To do: The pictures stay out. Please retype every line below exactly.

Entries provided:
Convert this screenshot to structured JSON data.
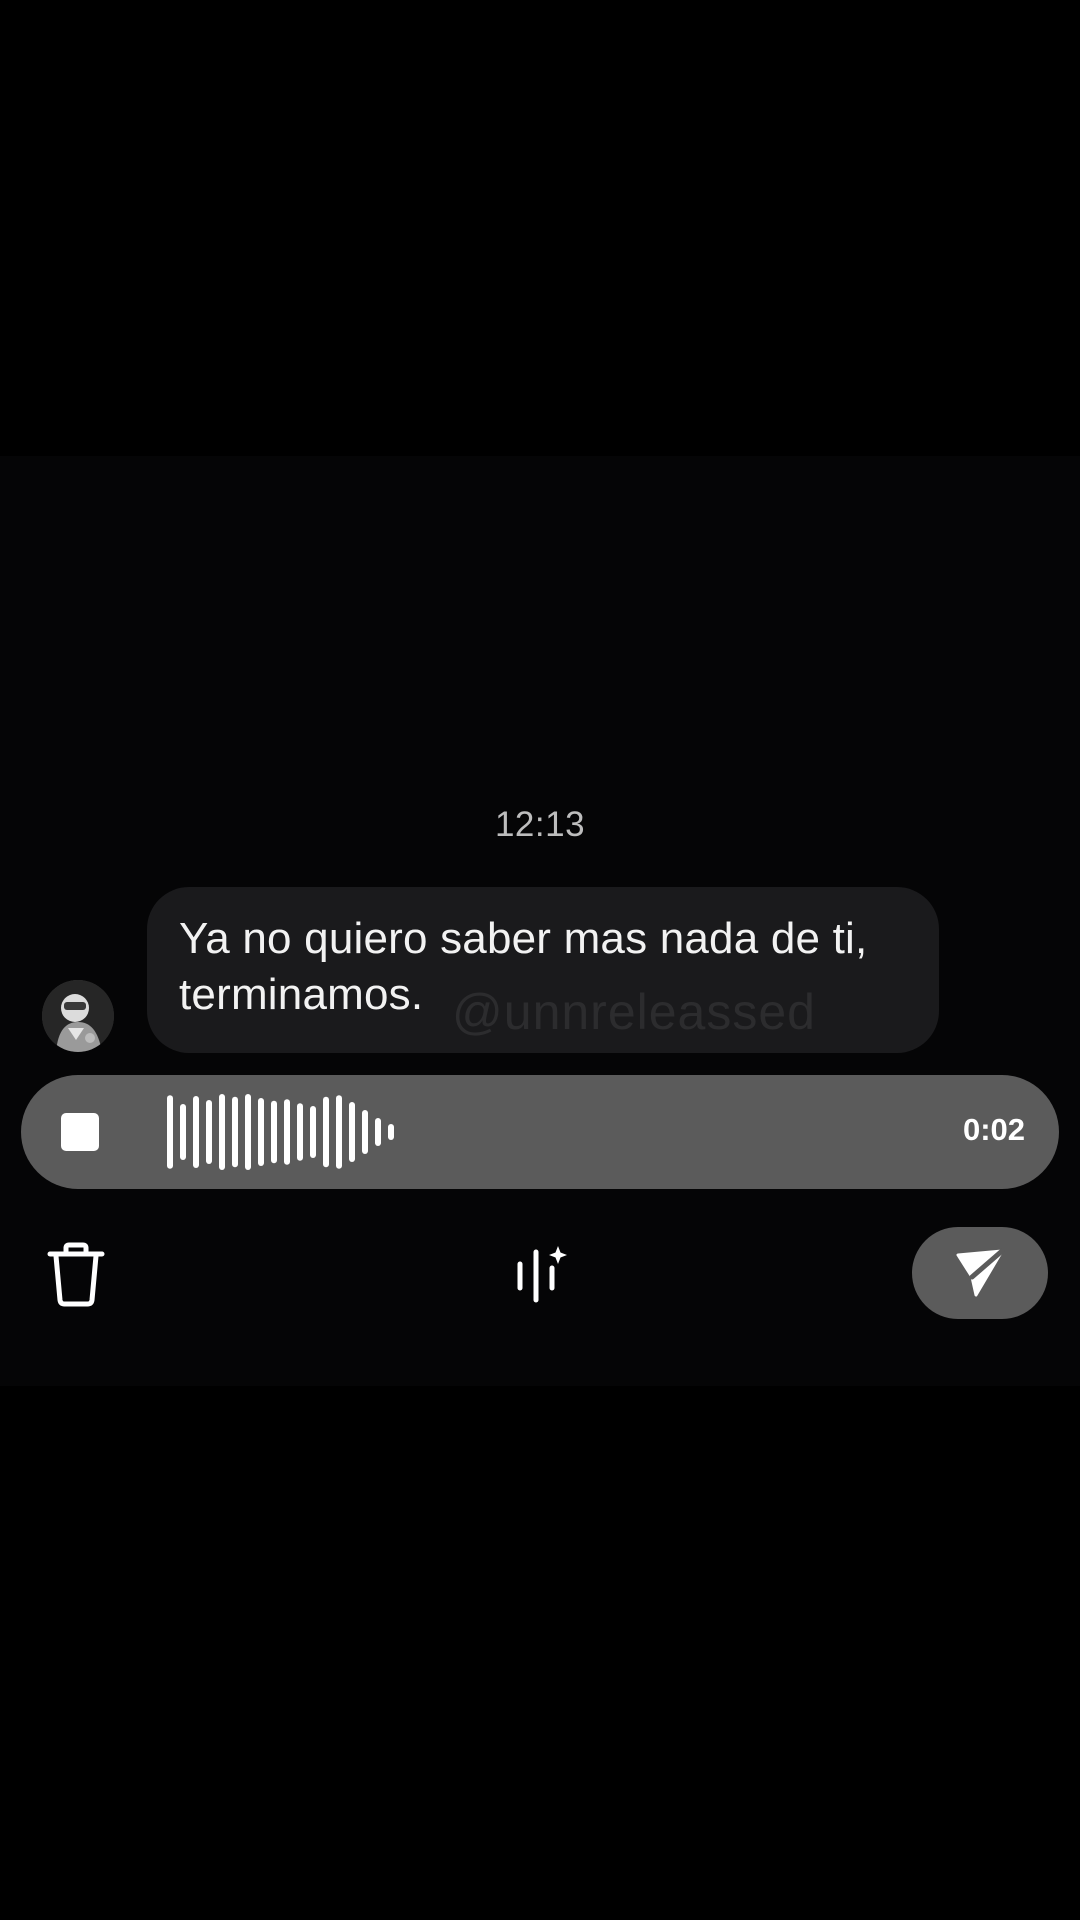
{
  "chat": {
    "timestamp": "12:13",
    "message": {
      "line1": "Ya no quiero saber mas nada de ti,",
      "line2": "terminamos."
    },
    "watermark": "@unnreleassed"
  },
  "recorder": {
    "duration": "0:02",
    "waveform_levels": [
      0.92,
      0.7,
      0.9,
      0.8,
      0.95,
      0.88,
      0.95,
      0.85,
      0.78,
      0.82,
      0.72,
      0.65,
      0.88,
      0.92,
      0.75,
      0.55,
      0.35,
      0.2
    ]
  },
  "actions": {
    "delete_icon": "trash-icon",
    "effects_icon": "audio-effects-icon",
    "send_icon": "send-icon"
  },
  "colors": {
    "background": "#000000",
    "bubble": "#1a1a1c",
    "recorder": "#5b5b5b",
    "text": "#f2f2f2",
    "timestamp": "#bdbdbd"
  }
}
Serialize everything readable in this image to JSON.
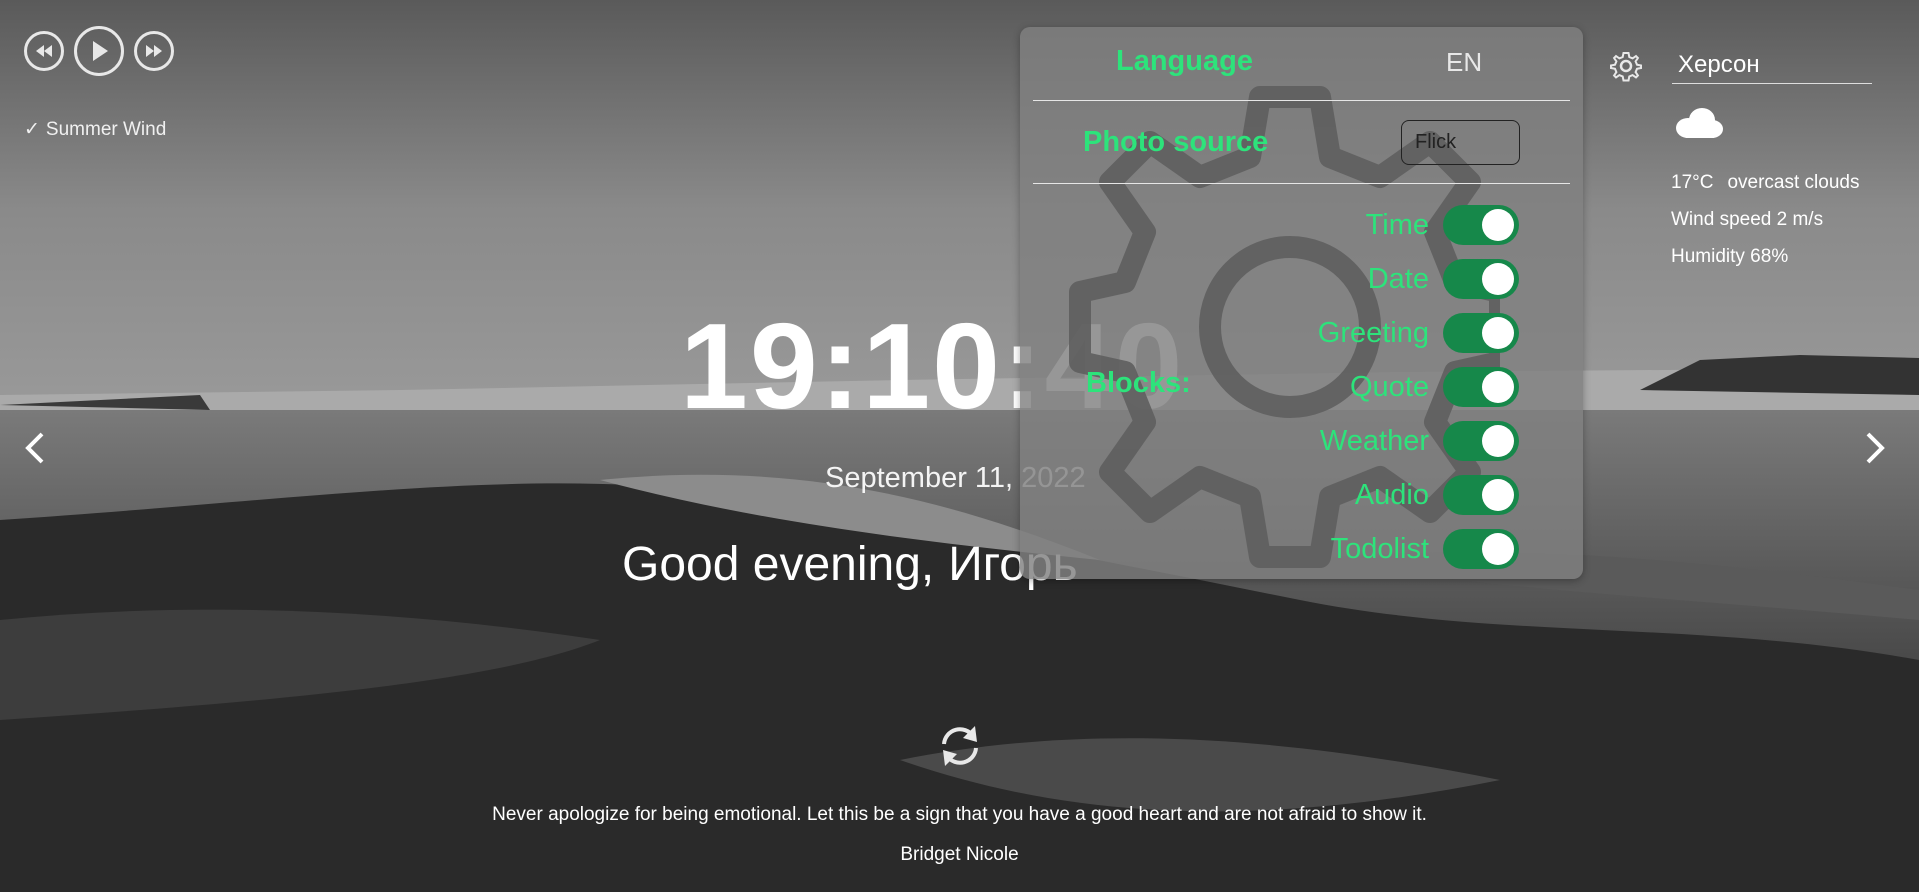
{
  "player": {
    "prev_icon": "rewind-icon",
    "play_icon": "play-icon",
    "next_icon": "fast-forward-icon",
    "track_check": "✓",
    "track": "Summer Wind"
  },
  "clock": {
    "time": "19:10:40",
    "date": "September 11, 2022",
    "greeting": "Good evening,",
    "name": "Игорь"
  },
  "quote": {
    "text": "Never apologize for being emotional. Let this be a sign that you have a good heart and are not afraid to show it.",
    "author": "Bridget Nicole"
  },
  "weather": {
    "city": "Херсон",
    "temperature": "17°C",
    "description": "overcast clouds",
    "wind": "Wind speed 2 m/s",
    "humidity": "Humidity 68%",
    "icon": "cloud-icon"
  },
  "settings": {
    "language_label": "Language",
    "language_value": "EN",
    "photo_source_label": "Photo source",
    "photo_source_value": "Flick",
    "blocks_label": "Blocks:",
    "toggles": [
      {
        "label": "Time",
        "on": true
      },
      {
        "label": "Date",
        "on": true
      },
      {
        "label": "Greeting",
        "on": true
      },
      {
        "label": "Quote",
        "on": true
      },
      {
        "label": "Weather",
        "on": true
      },
      {
        "label": "Audio",
        "on": true
      },
      {
        "label": "Todolist",
        "on": true
      }
    ]
  },
  "colors": {
    "accent": "#2de37b",
    "toggle_on": "#16884a"
  }
}
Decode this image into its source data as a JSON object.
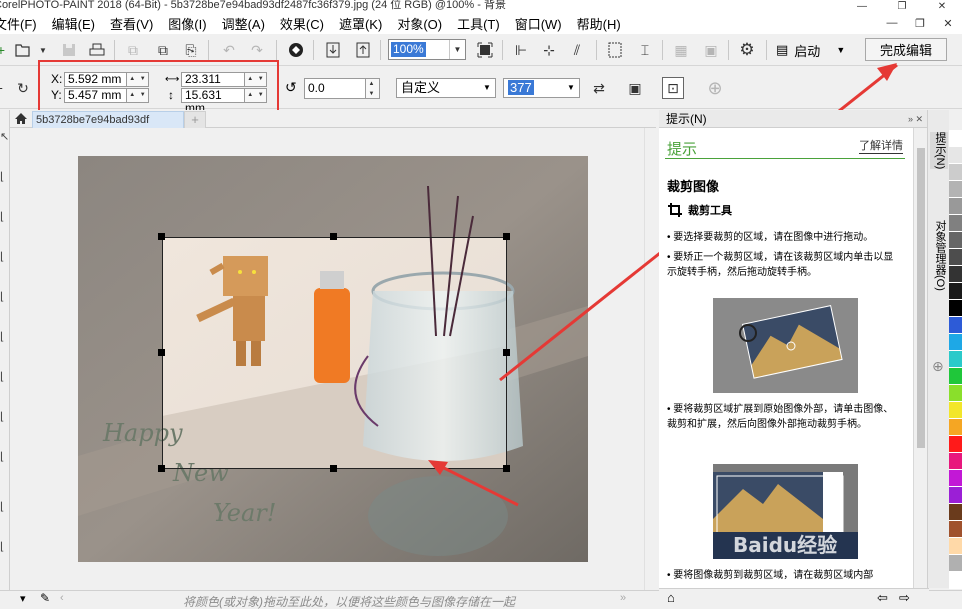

Response:
Convert this screenshot to structured JSON data.
{
  "chat": {
    "timestamp": "12:13",
    "message": {
      "line1": "Ya no quiero saber mas nada de ti,",
      "line2": "terminamos."
    },
    "watermark": "@unnreleassed"
  },
  "recorder": {
    "duration": "0:02",
    "waveform_levels": [
      0.92,
      0.7,
      0.9,
      0.8,
      0.95,
      0.88,
      0.95,
      0.85,
      0.78,
      0.82,
      0.72,
      0.65,
      0.88,
      0.92,
      0.75,
      0.55,
      0.35,
      0.2
    ]
  },
  "actions": {
    "delete_icon": "trash-icon",
    "effects_icon": "audio-effects-icon",
    "send_icon": "send-icon"
  },
  "colors": {
    "background": "#000000",
    "bubble": "#1a1a1c",
    "recorder": "#5b5b5b",
    "text": "#f2f2f2",
    "timestamp": "#bdbdbd"
  }
}
Serialize everything readable in this image to JSON.
{
  "player": {
    "prev_icon": "rewind-icon",
    "play_icon": "play-icon",
    "next_icon": "fast-forward-icon",
    "track_check": "✓",
    "track": "Summer Wind"
  },
  "clock": {
    "time": "19:10:40",
    "date": "September 11, 2022",
    "greeting": "Good evening,",
    "name": "Игорь"
  },
  "quote": {
    "text": "Never apologize for being emotional. Let this be a sign that you have a good heart and are not afraid to show it.",
    "author": "Bridget Nicole"
  },
  "weather": {
    "city": "Херсон",
    "temperature": "17°C",
    "description": "overcast clouds",
    "wind": "Wind speed 2 m/s",
    "humidity": "Humidity 68%",
    "icon": "cloud-icon"
  },
  "settings": {
    "language_label": "Language",
    "language_value": "EN",
    "photo_source_label": "Photo source",
    "photo_source_value": "Flick",
    "blocks_label": "Blocks:",
    "toggles": [
      {
        "label": "Time",
        "on": true
      },
      {
        "label": "Date",
        "on": true
      },
      {
        "label": "Greeting",
        "on": true
      },
      {
        "label": "Quote",
        "on": true
      },
      {
        "label": "Weather",
        "on": true
      },
      {
        "label": "Audio",
        "on": true
      },
      {
        "label": "Todolist",
        "on": true
      }
    ]
  },
  "colors": {
    "accent": "#2de37b",
    "toggle_on": "#16884a"
  }
}
Decode this image into its source data as a JSON object.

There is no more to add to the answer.